● **EXERCISE REQUIREMENTS**:
Search the data below for the string "JSON" and copy all lines where it shows up.

● **RECORD EXTRACTS**:
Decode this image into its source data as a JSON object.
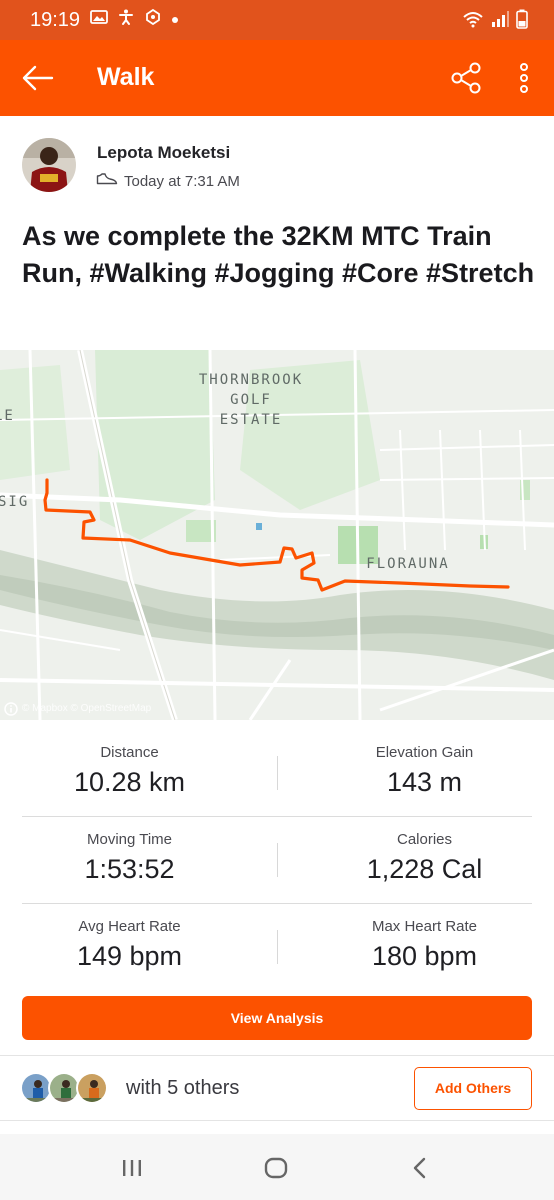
{
  "status_bar": {
    "time": "19:19",
    "left_icons": [
      "image-icon",
      "accessibility-icon",
      "sync-icon",
      "dot-icon"
    ],
    "right_icons": [
      "wifi-icon",
      "signal-icon",
      "battery-icon"
    ]
  },
  "app_bar": {
    "title": "Walk",
    "icons": [
      "back-arrow-icon",
      "share-icon",
      "more-vertical-icon"
    ]
  },
  "activity": {
    "athlete_name": "Lepota Moeketsi",
    "activity_type_icon": "shoe-icon",
    "timestamp": "Today at 7:31 AM",
    "title": "As we complete the 32KM MTC Train Run, #Walking #Jogging #Core #Stretch"
  },
  "map": {
    "labels": {
      "estate_line1": "THORNBROOK",
      "estate_line2": "GOLF",
      "estate_line3": "ESTATE",
      "suburb": "FLORAUNA",
      "edge_left_top": "LE",
      "edge_left": "SIG"
    },
    "attribution": "© Mapbox © OpenStreetMap",
    "route_color": "#fc5200"
  },
  "stats": [
    {
      "left_label": "Distance",
      "left_value": "10.28 km",
      "right_label": "Elevation Gain",
      "right_value": "143 m"
    },
    {
      "left_label": "Moving Time",
      "left_value": "1:53:52",
      "right_label": "Calories",
      "right_value": "1,228 Cal"
    },
    {
      "left_label": "Avg Heart Rate",
      "left_value": "149 bpm",
      "right_label": "Max Heart Rate",
      "right_value": "180 bpm"
    }
  ],
  "actions": {
    "view_analysis": "View Analysis",
    "with_others": "with 5 others",
    "add_others": "Add Others"
  },
  "nav": {
    "icons": [
      "recents-icon",
      "home-icon",
      "back-icon"
    ]
  },
  "colors": {
    "brand": "#fc5200",
    "status_bar": "#e1531c"
  }
}
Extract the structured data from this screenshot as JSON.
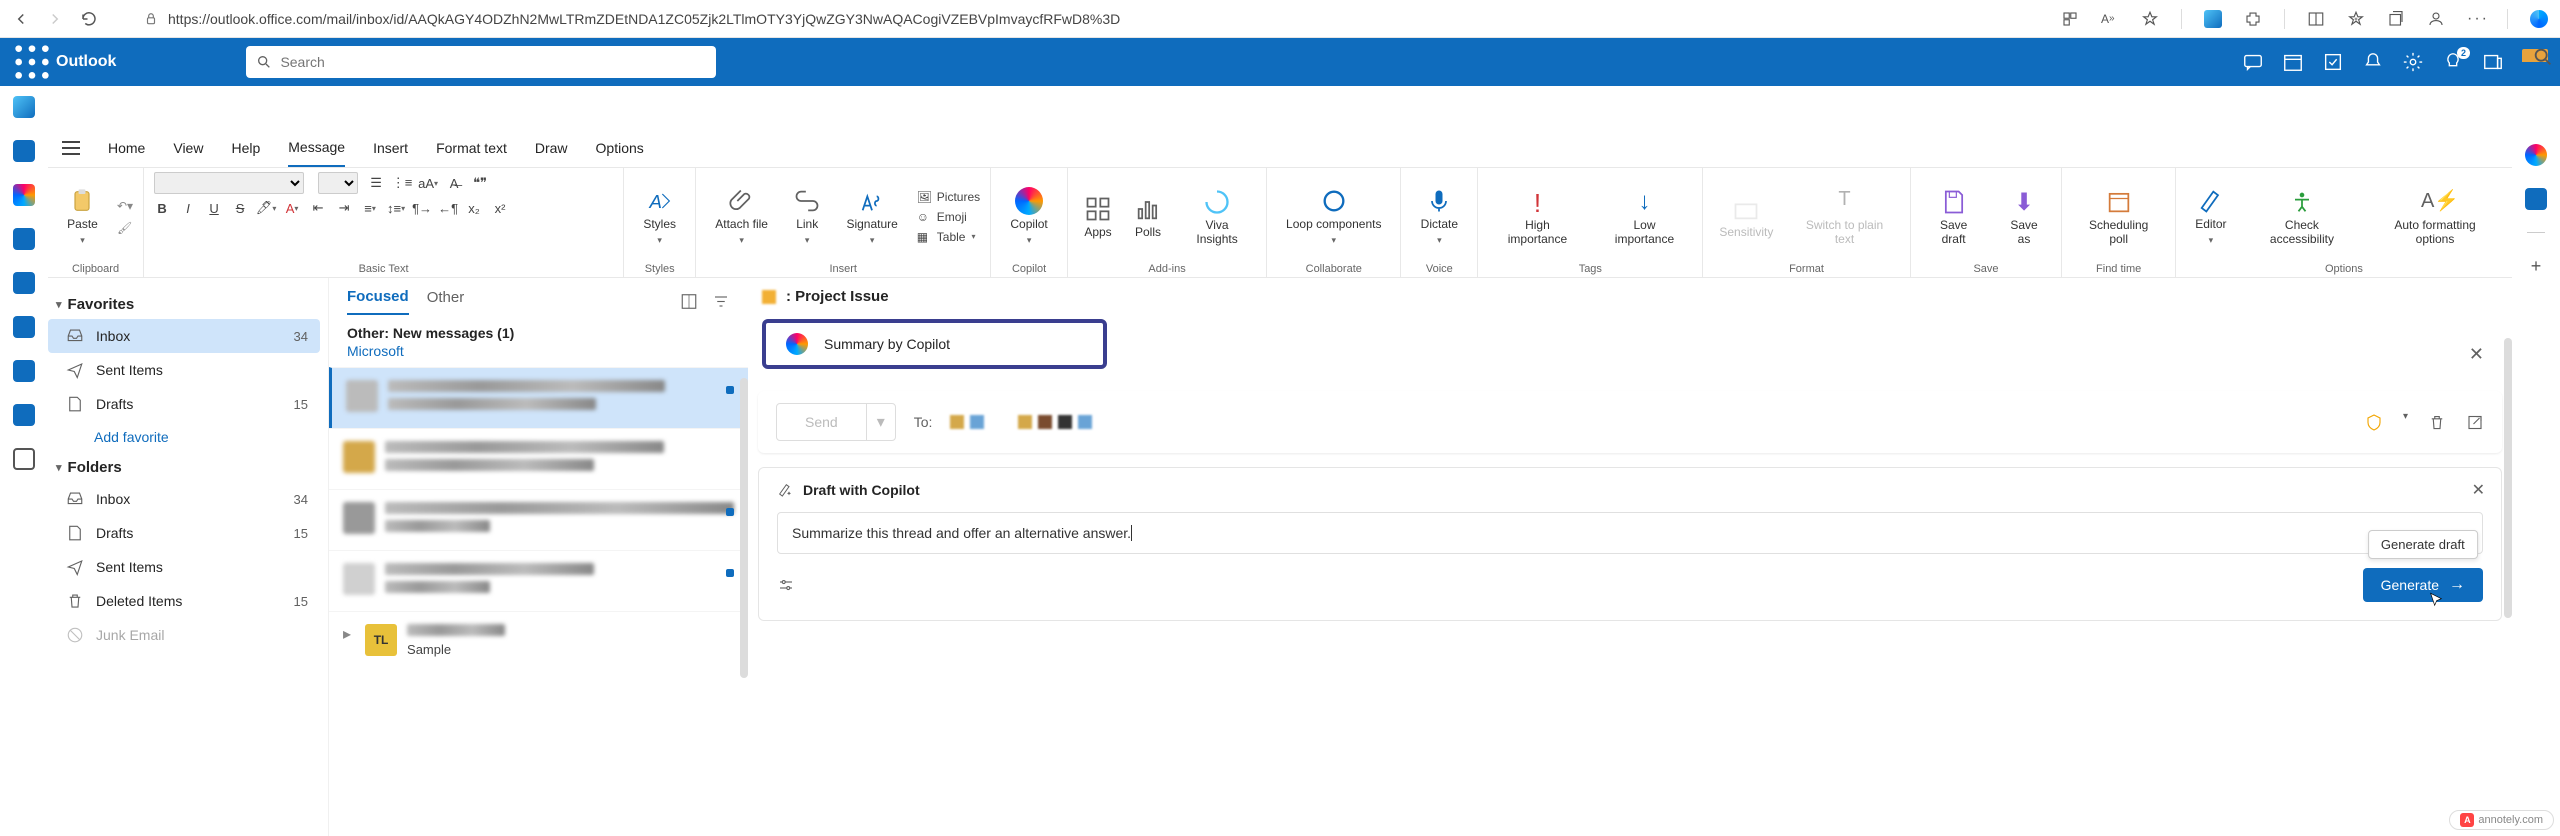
{
  "browser": {
    "url": "https://outlook.office.com/mail/inbox/id/AAQkAGY4ODZhN2MwLTRmZDEtNDA1ZC05Zjk2LTlmOTY3YjQwZGY3NwAQACogiVZEBVpImvaycfRFwD8%3D"
  },
  "header": {
    "brand": "Outlook",
    "search_placeholder": "Search",
    "notif_badge": "2"
  },
  "tabs": [
    "Home",
    "View",
    "Help",
    "Message",
    "Insert",
    "Format text",
    "Draw",
    "Options"
  ],
  "active_tab": "Message",
  "ribbon": {
    "clipboard": {
      "paste": "Paste",
      "label": "Clipboard"
    },
    "basic_text": {
      "label": "Basic Text",
      "format_painter": ""
    },
    "styles": {
      "styles": "Styles",
      "label": "Styles"
    },
    "insert": {
      "attach": "Attach file",
      "link": "Link",
      "signature": "Signature",
      "pictures": "Pictures",
      "emoji": "Emoji",
      "table": "Table",
      "label": "Insert"
    },
    "copilot": {
      "copilot": "Copilot",
      "label": "Copilot"
    },
    "addins": {
      "apps": "Apps",
      "polls": "Polls",
      "viva": "Viva Insights",
      "label": "Add-ins"
    },
    "collaborate": {
      "loop": "Loop components",
      "label": "Collaborate"
    },
    "voice": {
      "dictate": "Dictate",
      "label": "Voice"
    },
    "tags": {
      "high": "High importance",
      "low": "Low importance",
      "label": "Tags"
    },
    "sensitivity": {
      "sens": "Sensitivity",
      "plain": "Switch to plain text",
      "label": ""
    },
    "format": {
      "label": "Format"
    },
    "save": {
      "draft": "Save draft",
      "as": "Save as",
      "label": "Save"
    },
    "findtime": {
      "poll": "Scheduling poll",
      "label": "Find time"
    },
    "options": {
      "editor": "Editor",
      "check": "Check accessibility",
      "auto": "Auto formatting options",
      "label": "Options"
    }
  },
  "sections": {
    "favorites": "Favorites",
    "folders": "Folders"
  },
  "fav_items": [
    {
      "label": "Inbox",
      "count": "34",
      "icon": "inbox",
      "selected": true
    },
    {
      "label": "Sent Items",
      "count": "",
      "icon": "sent"
    },
    {
      "label": "Drafts",
      "count": "15",
      "icon": "draft"
    }
  ],
  "add_favorite": "Add favorite",
  "folder_items": [
    {
      "label": "Inbox",
      "count": "34",
      "icon": "inbox"
    },
    {
      "label": "Drafts",
      "count": "15",
      "icon": "draft"
    },
    {
      "label": "Sent Items",
      "count": "",
      "icon": "sent"
    },
    {
      "label": "Deleted Items",
      "count": "15",
      "icon": "trash"
    },
    {
      "label": "Junk Email",
      "count": "",
      "icon": "junk"
    }
  ],
  "msglist": {
    "focused": "Focused",
    "other": "Other",
    "other_head": "Other: New messages (1)",
    "other_sub": "Microsoft",
    "sample": "Sample"
  },
  "pane": {
    "subject": ": Project Issue",
    "summary": "Summary by Copilot",
    "send": "Send",
    "to": "To:",
    "draft_title": "Draft with Copilot",
    "draft_text": "Summarize this thread and offer an alternative answer.",
    "tooltip": "Generate draft",
    "generate": "Generate"
  },
  "annotely": "annotely.com"
}
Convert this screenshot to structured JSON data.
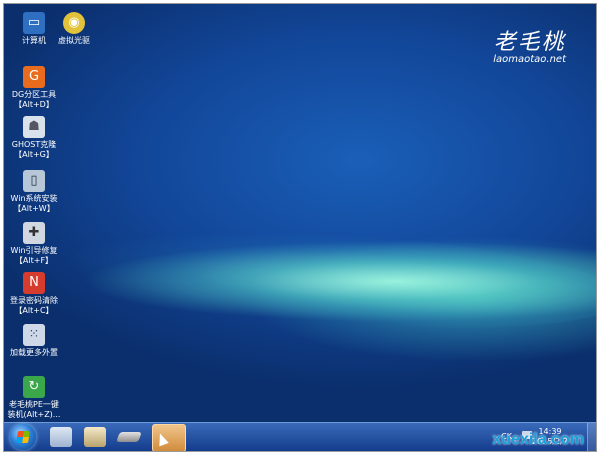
{
  "brand": {
    "logo_cn": "老毛桃",
    "logo_en": "laomaotao.net"
  },
  "desktop_icons": [
    {
      "label": "计算机",
      "icon": "computer-icon",
      "color": "#2f6fc2"
    },
    {
      "label": "虚拟光驱",
      "icon": "disc-icon",
      "color": "#e2c23a"
    },
    {
      "label": "DG分区工具\n【Alt+D】",
      "icon": "partition-tool-icon",
      "color": "#e96b1e"
    },
    {
      "label": "GHOST克隆\n【Alt+G】",
      "icon": "ghost-icon",
      "color": "#d9e1ea"
    },
    {
      "label": "Win系统安装\n【Alt+W】",
      "icon": "installer-icon",
      "color": "#b7c7d8"
    },
    {
      "label": "Win引导修复\n【Alt+F】",
      "icon": "boot-repair-icon",
      "color": "#d0d7e0"
    },
    {
      "label": "登录密码清除\n【Alt+C】",
      "icon": "password-clear-icon",
      "color": "#d63c2d"
    },
    {
      "label": "加载更多外置",
      "icon": "more-plugins-icon",
      "color": "#cfd8e6"
    },
    {
      "label": "老毛桃PE一键\n装机(Alt+Z)...",
      "icon": "one-click-install-icon",
      "color": "#3aa84a"
    }
  ],
  "taskbar": {
    "items": [
      {
        "icon": "start-orb-icon"
      },
      {
        "icon": "explorer-window-icon"
      },
      {
        "icon": "tools-icon"
      },
      {
        "icon": "drive-icon"
      },
      {
        "icon": "active-app-icon"
      }
    ],
    "tray": {
      "lang": "CK",
      "time": "14:39",
      "date": "2015/2/7"
    }
  },
  "watermark": "xuexila.com"
}
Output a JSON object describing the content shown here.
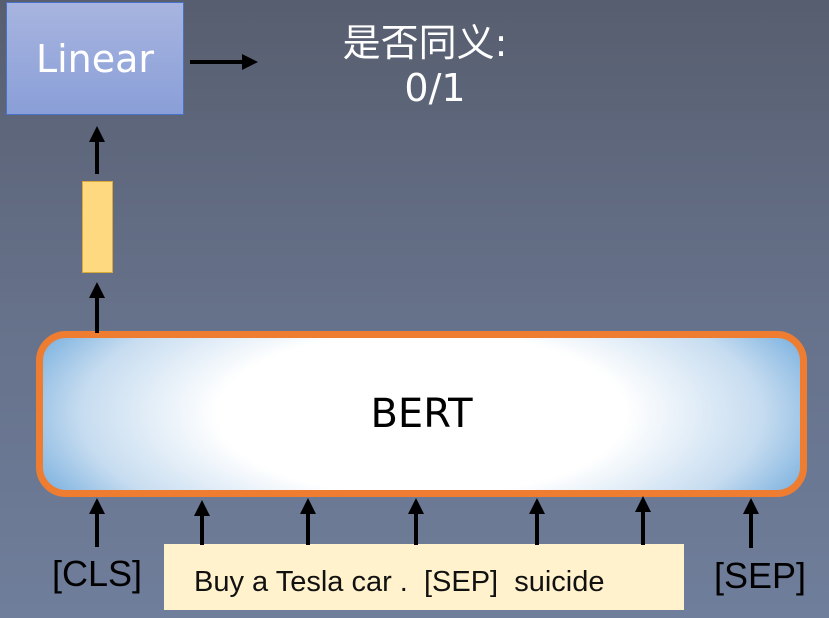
{
  "linear_label": "Linear",
  "output_label_line1": "是否同义:",
  "output_label_line2": "0/1",
  "bert_label": "BERT",
  "input_tokens": {
    "cls": "[CLS]",
    "sentence": "Buy a Tesla car .  [SEP]  suicide",
    "sep": "[SEP]"
  },
  "colors": {
    "bert_border": "#ee7d31",
    "linear_fill": "#8fa3d9",
    "vector_fill": "#ffd980",
    "sentence_bg": "#fff2cc"
  }
}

● **EXERCISE RESULT**:
Decode this image into its source data as a JSON object.
Extract the structured data from this screenshot as JSON.
Convert this screenshot to structured JSON data.
Output a JSON object describing the content shown here.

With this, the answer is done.